Seriously, with the median pay for most librarian jobs in the $50,000 range and with around two thirds of librarians being “satisfied” or “very satisfied” in their jobs, what else are we to make of it?
It’s either that librarians have great jobs, or that the sort of people who become librarians are complacent and willing to settle for just about anything. We’ll leave that up in the air.
However, there are some dissatisfied librarians out there, and they tend to be the ones who can’t get decent librarian jobs. Go figure. The worst in the survey seems to be the part-timers. In public libraries, only 23% of them are very satisfied with their jobs, while 32% of the full-timers are.
I’m assuming that librarians who can’t find work at all aren’t included in the survey since they don’t have salaries, but they’re also probably dissatisfied.
Since I haven’t been seeing as many job ads for part-time librarians, I didn’t realize how bad it had gotten. Maybe libraries don’t even need to advertise anymore. They have desperate MLSs lined up outside their doors every morning hungry for work, like longshoremen on the docks.
It turns out that 16% of public librarians are part-time, but only 6% of academic librarians. That’s really striking when you consider that about 40% of college faculty are part-timers. Supposedly that’s a crisis proportion, but it was 25% in 1975, so the situation never been particularly rosy.
Nevertheless, it seems that academic librarians have weathered a storm that teaching faculty have not. I guess it’s a lot easier to hire someone part time to teach low level introductory courses than it is to hire someone to develop an information literacy program or catalog books.
The part-time issue in public libraries is even worse if you’re in reference or circulation, where about 25% of the librarians are part-time.
One head of circulation is “hiring folks with MLSs for part-time temporary work. They are desperate to work in a library and cannot find a job.” That library “hired on about a dozen new people—but all of them are part-time, less than 20 hours per week, and get no benefits.”
A hiring public librarian said the “systems require years of part-time work from credentialed librarians before even considering them for full-time positions.” Who puts up with that?
Yet another hiring librarian asked, “Are there a lot of other professions that require a master’s degree for part-time work?” So the person hiring part-time librarians is wondering this?
No doubt the hiring librarians have good intentions. They probably don’t have a lot of choice in the matter. Even if they did have a choice, they have no economic incentives to hire full-time librarians with benefits. Why would they, when they can get desperate part-timers? Nothing boosts staff morale like desperate part-timers!
While looking for the percentage of college adjuncts, I ran into this story in the NYT about a 42-year-old man “with a wife, a toddler, and mounting credit card debt” who can’t find full-time work as an English professor 18 months after graduating with a PhD from CUNY.

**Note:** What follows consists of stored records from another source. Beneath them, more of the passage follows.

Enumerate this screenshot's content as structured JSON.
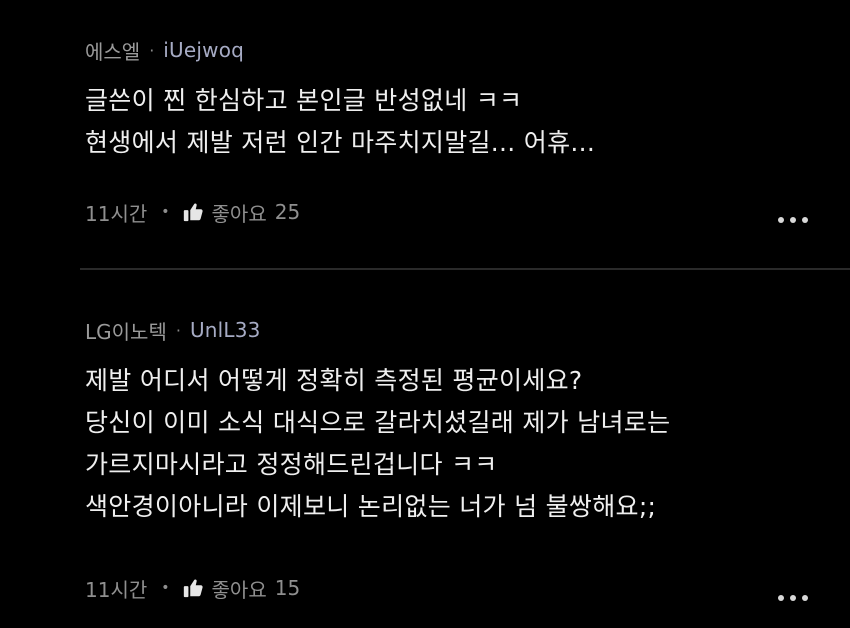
{
  "comments": [
    {
      "author": "에스엘",
      "separator": "·",
      "handle": "iUejwoq",
      "lines": [
        "글쓴이 찐 한심하고 본인글 반성없네 ㅋㅋ",
        "현생에서 제발 저런 인간 마주치지말길... 어휴..."
      ],
      "time": "11시간",
      "dot": "•",
      "like_label": "좋아요",
      "like_count": "25",
      "icons": {
        "like": "thumbs-up-icon",
        "more": "more-options-icon"
      }
    },
    {
      "author": "LG이노텍",
      "separator": "·",
      "handle": "UnlL33",
      "lines": [
        "제발 어디서 어떻게 정확히 측정된 평균이세요?",
        "당신이 이미 소식 대식으로 갈라치셨길래 제가 남녀로는",
        "가르지마시라고 정정해드린겁니다 ㅋㅋ",
        "색안경이아니라 이제보니 논리없는 너가 넘 불쌍해요;;"
      ],
      "time": "11시간",
      "dot": "•",
      "like_label": "좋아요",
      "like_count": "15",
      "icons": {
        "like": "thumbs-up-icon",
        "more": "more-options-icon"
      }
    }
  ],
  "colors": {
    "background": "#000000",
    "text": "#efefef",
    "muted": "#9a9a9a",
    "handle": "#a6abc4",
    "divider": "#2a2a2a"
  }
}
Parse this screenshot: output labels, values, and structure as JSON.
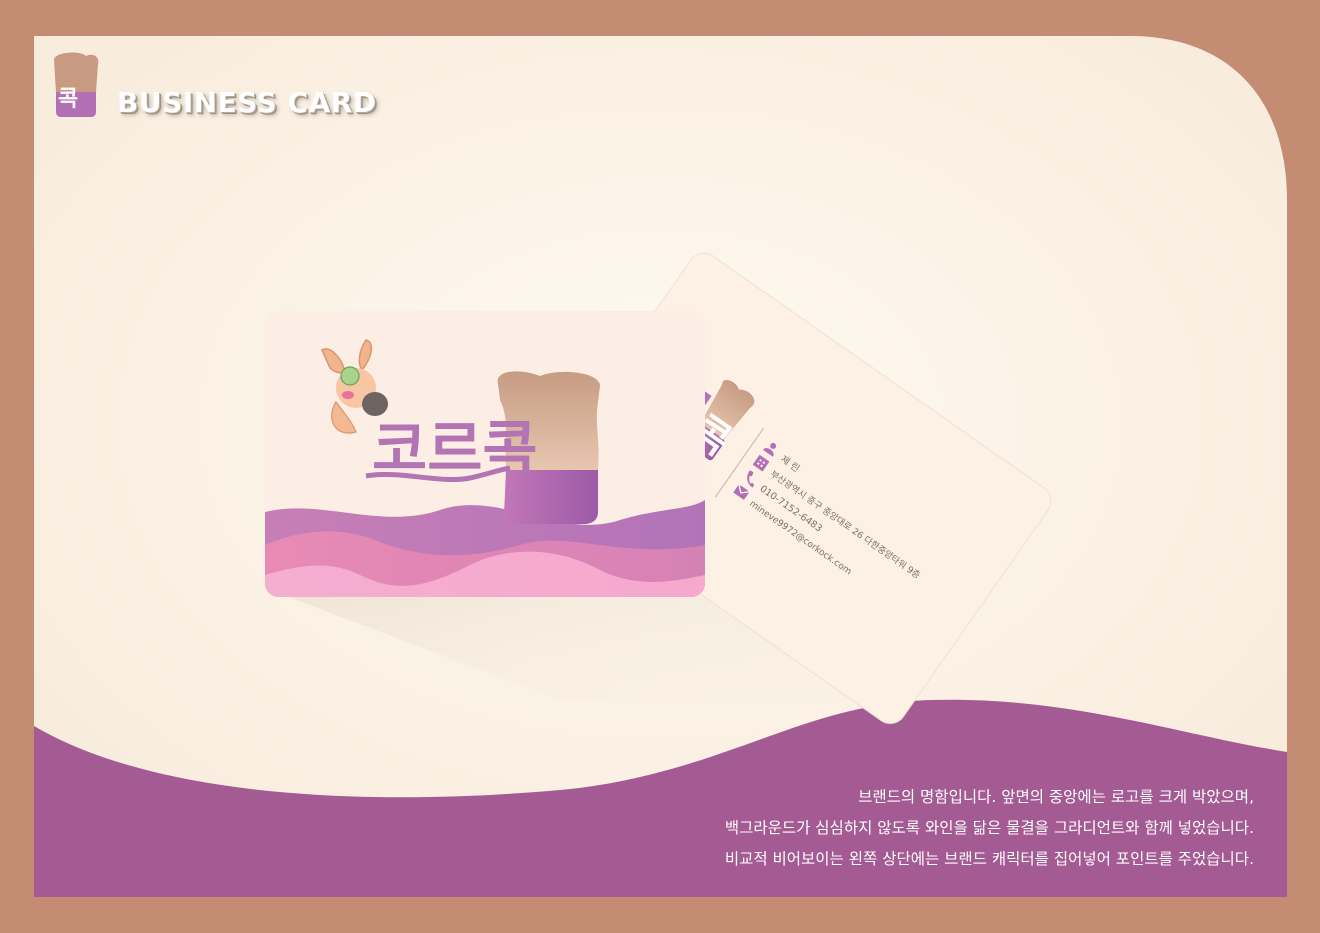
{
  "header": {
    "title": "BUSINESS CARD"
  },
  "front_card": {
    "logo_text": "코르콕"
  },
  "back_card": {
    "name": "제 린",
    "address": "부산광역시 중구 중앙대로 26 다한중앙타워 9층",
    "phone": "010-7152-6483",
    "email": "mineve9972@corkock.com"
  },
  "description": {
    "lines": [
      "브랜드의 명함입니다. 앞면의 중앙에는 로고를 크게 박았으며,",
      "백그라운드가 심심하지 않도록 와인을 닮은 물결을 그라디언트와 함께 넣었습니다.",
      "비교적 비어보이는 왼쪽 상단에는 브랜드 캐릭터를 집어넣어 포인트를 주었습니다."
    ]
  },
  "colors": {
    "background_frame": "#c48c72",
    "panel": "#fdf3e6",
    "wave_purple": "#a45a93",
    "cork_tan": "#c9a088",
    "logo_purple": "#a866b0",
    "wave_pink": "#f0a0c8"
  },
  "icons": {
    "person": "person-icon",
    "phone": "phone-icon",
    "address": "building-icon",
    "email": "mail-icon"
  }
}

I know we’re supposed to feel sorry for him, and I do. I feel sorry that someone stayed in school until their forties and hadn’t realized that their chance of getting a good teaching job was pretty low. By that age you should be planning your retirement income, not trying to find your first professional job.
Part-time librarians aren’t in quite as bad a position, since an MLS usually doesn’t take 8-10 years to earn. If they’ve graduated in the last few years, they shouldn’t even be surprised at their part-time status, since at least one library blog has been talking about the poor library jobs situation for years.
While not as long a shot as finding a good teaching job with a PhD in English or History, finding the right library job is often a matter of luck. If you’re in a state like North Carolina with three library schools pumping out grads every year and you want to work in a public library, your chances diminish considerably, and yet people keep hoping.
Does everyone go through school feeling like they’re going to be the lucky one?
On the other hand, even some of the lucky ones aren’t happy. Having tenure as an academic librarian is quite a boon, since “librarians with tenure make a median of $72,750 versus $49,596 for those without tenure.” God bless tenure!
But even some of those lucky people complain. One librarian reported feeling that “being on tenure track detracts from being better at my actual job.”
That’s clearly a librarian who should have taken a different job, because when you’re on the tenure track publishing is part of your “actual job.”
Sheesh, quit complaining already. It could be a lot worse.